GIVEN RECORDS:

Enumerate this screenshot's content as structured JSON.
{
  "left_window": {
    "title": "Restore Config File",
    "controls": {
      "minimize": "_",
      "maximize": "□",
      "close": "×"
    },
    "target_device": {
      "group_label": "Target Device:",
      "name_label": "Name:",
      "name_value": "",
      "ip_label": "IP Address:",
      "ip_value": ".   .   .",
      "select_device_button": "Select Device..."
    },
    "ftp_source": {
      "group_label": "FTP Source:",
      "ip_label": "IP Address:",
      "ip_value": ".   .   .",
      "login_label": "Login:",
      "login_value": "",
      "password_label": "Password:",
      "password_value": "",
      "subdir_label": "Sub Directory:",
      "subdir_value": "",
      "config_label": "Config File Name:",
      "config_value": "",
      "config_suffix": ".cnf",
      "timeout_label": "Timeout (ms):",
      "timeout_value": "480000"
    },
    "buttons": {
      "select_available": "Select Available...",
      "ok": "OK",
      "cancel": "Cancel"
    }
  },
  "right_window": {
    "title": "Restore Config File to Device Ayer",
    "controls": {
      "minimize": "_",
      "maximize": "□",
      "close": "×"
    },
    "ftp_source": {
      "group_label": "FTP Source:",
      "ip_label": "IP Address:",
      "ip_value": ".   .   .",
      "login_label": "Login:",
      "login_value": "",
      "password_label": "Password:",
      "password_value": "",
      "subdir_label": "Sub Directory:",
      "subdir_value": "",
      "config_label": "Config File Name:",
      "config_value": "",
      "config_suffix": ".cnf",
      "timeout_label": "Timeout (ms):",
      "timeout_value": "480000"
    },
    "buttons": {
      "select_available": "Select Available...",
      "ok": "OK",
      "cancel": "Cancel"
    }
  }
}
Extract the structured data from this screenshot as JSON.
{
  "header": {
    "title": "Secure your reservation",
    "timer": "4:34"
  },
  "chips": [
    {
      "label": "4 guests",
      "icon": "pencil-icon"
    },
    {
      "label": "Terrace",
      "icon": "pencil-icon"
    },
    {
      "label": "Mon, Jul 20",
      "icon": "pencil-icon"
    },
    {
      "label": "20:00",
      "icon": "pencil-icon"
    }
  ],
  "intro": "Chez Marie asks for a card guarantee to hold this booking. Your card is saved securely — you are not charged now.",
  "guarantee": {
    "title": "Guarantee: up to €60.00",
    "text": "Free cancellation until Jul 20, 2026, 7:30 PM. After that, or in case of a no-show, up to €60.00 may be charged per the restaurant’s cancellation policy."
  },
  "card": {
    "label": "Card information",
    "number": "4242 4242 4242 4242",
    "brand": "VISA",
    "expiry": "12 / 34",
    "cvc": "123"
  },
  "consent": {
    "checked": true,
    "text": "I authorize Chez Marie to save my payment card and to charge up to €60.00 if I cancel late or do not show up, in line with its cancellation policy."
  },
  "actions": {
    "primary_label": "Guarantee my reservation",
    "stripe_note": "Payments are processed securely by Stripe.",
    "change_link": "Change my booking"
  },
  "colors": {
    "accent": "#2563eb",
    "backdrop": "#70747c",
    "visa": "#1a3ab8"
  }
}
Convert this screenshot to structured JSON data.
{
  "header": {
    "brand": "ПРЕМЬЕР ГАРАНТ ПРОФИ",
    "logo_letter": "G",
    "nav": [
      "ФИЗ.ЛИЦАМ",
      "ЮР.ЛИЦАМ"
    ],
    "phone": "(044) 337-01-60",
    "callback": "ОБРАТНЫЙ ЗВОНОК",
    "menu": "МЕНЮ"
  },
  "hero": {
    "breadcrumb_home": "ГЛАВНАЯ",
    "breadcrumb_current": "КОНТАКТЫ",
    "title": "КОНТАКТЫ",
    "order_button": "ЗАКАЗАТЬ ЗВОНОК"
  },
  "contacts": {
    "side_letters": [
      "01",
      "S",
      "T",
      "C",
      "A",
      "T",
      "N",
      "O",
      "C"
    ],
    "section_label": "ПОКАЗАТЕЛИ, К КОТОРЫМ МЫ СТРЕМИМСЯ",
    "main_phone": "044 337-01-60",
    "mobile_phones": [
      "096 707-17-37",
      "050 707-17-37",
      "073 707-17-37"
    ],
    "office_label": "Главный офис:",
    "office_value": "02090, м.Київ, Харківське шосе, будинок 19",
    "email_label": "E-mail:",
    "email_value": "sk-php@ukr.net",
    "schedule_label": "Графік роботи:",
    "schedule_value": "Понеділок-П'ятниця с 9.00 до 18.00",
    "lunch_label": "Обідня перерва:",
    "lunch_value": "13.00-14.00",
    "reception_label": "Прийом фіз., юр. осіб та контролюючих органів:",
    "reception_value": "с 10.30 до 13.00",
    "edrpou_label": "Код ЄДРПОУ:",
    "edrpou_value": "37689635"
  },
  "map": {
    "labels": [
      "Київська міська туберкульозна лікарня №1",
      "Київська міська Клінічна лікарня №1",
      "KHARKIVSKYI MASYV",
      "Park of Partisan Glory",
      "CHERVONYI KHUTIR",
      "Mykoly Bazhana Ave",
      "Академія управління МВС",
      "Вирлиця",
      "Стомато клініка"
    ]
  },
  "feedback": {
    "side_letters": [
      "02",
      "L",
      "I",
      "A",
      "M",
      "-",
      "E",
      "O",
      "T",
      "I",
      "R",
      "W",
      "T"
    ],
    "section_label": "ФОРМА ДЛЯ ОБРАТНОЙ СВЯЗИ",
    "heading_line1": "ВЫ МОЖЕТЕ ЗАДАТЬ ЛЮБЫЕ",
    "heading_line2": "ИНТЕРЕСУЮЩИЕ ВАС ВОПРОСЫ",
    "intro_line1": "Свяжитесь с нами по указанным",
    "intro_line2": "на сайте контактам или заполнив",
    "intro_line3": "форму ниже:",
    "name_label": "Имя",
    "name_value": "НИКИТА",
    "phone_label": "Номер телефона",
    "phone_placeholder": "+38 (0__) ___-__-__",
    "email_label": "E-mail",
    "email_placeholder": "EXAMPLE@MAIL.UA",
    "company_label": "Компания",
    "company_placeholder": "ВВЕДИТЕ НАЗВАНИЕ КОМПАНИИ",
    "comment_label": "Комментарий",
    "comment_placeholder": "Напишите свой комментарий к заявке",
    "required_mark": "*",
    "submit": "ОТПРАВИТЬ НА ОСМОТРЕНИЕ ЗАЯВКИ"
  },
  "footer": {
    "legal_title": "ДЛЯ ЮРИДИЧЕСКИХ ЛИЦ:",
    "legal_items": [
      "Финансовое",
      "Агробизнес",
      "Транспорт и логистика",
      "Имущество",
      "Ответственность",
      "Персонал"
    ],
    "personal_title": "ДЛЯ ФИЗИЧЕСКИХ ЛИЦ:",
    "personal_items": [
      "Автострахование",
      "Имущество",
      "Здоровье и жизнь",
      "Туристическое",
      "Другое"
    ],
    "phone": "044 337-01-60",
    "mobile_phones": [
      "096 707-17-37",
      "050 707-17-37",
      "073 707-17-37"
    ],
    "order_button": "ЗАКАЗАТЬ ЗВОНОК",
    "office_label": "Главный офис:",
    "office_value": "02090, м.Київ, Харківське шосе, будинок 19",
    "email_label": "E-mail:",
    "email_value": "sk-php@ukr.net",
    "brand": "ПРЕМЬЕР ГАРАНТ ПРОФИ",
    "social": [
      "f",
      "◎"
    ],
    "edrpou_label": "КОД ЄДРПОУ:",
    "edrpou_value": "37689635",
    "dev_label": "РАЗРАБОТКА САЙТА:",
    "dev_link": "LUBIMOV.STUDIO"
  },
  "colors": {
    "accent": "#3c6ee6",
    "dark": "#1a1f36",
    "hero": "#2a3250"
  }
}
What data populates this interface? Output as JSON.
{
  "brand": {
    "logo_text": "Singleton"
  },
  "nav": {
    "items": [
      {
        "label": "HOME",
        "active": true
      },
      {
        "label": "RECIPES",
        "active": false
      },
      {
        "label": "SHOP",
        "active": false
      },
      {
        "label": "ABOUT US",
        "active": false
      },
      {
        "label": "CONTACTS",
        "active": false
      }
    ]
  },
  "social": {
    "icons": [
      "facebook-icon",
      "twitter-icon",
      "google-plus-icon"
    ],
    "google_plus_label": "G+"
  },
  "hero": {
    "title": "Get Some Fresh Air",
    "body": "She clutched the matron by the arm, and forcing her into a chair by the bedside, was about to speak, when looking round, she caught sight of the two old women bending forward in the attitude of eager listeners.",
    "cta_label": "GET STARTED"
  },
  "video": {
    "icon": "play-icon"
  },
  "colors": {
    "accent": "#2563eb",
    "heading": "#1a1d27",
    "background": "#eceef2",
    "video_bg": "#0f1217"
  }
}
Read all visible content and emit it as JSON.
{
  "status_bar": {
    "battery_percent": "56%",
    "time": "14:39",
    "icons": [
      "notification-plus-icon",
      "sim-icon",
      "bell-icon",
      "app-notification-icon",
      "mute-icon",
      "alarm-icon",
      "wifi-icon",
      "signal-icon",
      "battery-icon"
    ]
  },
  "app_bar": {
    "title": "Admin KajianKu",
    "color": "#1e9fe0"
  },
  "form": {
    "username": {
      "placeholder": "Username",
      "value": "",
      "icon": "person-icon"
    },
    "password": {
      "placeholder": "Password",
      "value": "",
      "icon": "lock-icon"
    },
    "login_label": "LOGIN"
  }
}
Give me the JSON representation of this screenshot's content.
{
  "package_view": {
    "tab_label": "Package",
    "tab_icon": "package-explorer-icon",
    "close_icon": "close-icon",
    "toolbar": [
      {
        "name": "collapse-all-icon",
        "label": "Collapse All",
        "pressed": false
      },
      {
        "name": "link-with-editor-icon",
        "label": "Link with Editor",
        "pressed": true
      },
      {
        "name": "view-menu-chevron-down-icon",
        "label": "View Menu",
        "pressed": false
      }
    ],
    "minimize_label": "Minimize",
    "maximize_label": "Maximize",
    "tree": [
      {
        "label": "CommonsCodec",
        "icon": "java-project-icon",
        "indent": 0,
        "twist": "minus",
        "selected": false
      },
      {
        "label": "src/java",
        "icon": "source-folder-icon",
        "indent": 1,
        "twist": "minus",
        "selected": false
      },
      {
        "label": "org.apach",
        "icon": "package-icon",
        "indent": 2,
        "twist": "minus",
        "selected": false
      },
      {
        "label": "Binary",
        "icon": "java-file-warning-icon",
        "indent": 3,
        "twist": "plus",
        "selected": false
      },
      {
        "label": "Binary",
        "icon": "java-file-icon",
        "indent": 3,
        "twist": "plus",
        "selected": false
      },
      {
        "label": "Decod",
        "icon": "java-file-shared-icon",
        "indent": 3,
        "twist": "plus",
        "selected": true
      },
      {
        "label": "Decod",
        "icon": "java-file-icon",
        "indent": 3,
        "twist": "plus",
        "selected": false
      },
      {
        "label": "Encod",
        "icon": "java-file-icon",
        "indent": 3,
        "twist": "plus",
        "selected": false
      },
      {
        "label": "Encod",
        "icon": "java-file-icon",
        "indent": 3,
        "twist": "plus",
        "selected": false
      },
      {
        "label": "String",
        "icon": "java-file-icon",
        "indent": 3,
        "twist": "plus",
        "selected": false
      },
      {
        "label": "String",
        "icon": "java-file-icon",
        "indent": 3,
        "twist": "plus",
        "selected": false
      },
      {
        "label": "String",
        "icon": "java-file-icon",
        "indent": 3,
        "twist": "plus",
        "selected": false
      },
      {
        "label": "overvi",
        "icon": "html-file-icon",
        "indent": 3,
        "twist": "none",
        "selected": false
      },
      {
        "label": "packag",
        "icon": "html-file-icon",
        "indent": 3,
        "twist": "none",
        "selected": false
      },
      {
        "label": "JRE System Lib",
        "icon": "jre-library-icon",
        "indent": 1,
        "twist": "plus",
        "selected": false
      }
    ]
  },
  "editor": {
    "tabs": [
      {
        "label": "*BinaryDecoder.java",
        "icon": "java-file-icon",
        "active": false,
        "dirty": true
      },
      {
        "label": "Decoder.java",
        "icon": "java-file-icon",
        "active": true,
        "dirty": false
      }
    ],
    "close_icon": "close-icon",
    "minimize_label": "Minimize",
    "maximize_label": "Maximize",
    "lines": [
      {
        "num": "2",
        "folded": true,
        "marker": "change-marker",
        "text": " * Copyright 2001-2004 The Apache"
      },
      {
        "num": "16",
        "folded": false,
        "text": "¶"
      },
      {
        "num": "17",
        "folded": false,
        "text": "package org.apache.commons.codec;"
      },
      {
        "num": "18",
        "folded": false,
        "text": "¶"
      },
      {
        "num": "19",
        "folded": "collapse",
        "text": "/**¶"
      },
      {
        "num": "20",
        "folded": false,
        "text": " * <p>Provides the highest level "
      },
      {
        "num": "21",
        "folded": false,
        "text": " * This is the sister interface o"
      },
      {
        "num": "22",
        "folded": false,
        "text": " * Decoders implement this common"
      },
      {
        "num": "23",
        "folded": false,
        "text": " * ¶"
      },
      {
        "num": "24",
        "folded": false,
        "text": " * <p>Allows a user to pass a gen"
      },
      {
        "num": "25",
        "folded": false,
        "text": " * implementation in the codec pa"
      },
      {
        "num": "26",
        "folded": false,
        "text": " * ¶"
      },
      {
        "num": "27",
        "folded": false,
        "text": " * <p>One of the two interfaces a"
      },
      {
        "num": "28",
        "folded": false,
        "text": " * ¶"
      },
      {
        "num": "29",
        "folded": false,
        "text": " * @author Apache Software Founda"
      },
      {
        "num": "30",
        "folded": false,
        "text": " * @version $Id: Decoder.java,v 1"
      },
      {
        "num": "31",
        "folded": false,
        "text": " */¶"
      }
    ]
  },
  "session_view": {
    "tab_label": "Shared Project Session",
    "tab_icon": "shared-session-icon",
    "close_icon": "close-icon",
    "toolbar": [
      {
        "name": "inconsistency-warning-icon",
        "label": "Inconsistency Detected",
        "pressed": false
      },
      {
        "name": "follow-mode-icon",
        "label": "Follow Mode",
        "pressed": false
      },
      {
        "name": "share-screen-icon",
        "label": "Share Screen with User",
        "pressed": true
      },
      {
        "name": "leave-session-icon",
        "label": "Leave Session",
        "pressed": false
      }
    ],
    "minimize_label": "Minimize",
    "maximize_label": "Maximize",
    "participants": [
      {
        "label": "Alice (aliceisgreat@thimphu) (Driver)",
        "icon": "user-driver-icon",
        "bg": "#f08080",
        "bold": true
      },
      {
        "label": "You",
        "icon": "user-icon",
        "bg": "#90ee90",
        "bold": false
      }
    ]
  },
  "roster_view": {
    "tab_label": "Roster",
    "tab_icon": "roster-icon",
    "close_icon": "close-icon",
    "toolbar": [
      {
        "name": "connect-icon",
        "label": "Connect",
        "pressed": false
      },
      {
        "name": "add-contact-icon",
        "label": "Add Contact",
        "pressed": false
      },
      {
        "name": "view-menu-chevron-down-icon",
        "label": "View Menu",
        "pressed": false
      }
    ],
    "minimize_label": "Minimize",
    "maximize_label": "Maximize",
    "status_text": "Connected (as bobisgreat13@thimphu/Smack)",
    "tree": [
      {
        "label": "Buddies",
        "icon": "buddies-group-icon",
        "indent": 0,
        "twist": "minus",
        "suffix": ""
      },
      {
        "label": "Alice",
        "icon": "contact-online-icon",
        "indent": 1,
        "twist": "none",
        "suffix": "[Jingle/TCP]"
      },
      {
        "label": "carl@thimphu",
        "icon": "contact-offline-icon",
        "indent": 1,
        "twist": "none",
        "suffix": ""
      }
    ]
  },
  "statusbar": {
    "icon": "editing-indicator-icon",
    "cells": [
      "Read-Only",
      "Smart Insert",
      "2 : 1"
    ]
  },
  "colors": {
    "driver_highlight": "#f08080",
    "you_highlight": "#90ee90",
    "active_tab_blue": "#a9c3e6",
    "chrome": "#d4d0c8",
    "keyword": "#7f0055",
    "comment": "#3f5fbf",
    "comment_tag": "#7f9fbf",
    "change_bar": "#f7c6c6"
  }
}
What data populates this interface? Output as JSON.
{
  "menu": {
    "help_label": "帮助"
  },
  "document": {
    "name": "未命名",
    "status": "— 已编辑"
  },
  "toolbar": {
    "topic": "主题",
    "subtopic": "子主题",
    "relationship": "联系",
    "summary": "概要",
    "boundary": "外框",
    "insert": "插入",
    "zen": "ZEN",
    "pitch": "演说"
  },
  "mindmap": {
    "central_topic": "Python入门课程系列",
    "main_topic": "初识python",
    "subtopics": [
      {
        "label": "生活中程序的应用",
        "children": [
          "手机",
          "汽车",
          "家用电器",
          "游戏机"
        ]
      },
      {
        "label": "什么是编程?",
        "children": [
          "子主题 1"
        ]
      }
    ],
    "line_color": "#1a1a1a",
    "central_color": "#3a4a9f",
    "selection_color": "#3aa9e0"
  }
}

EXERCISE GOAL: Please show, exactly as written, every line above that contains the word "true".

WRITTEN RESPONSE:
    "checked": true,
        "active": true
        "pressed": true
        "selected": true
        "dirty": true
        "active": true,
        "folded": true,
        "pressed": true
        "bold": true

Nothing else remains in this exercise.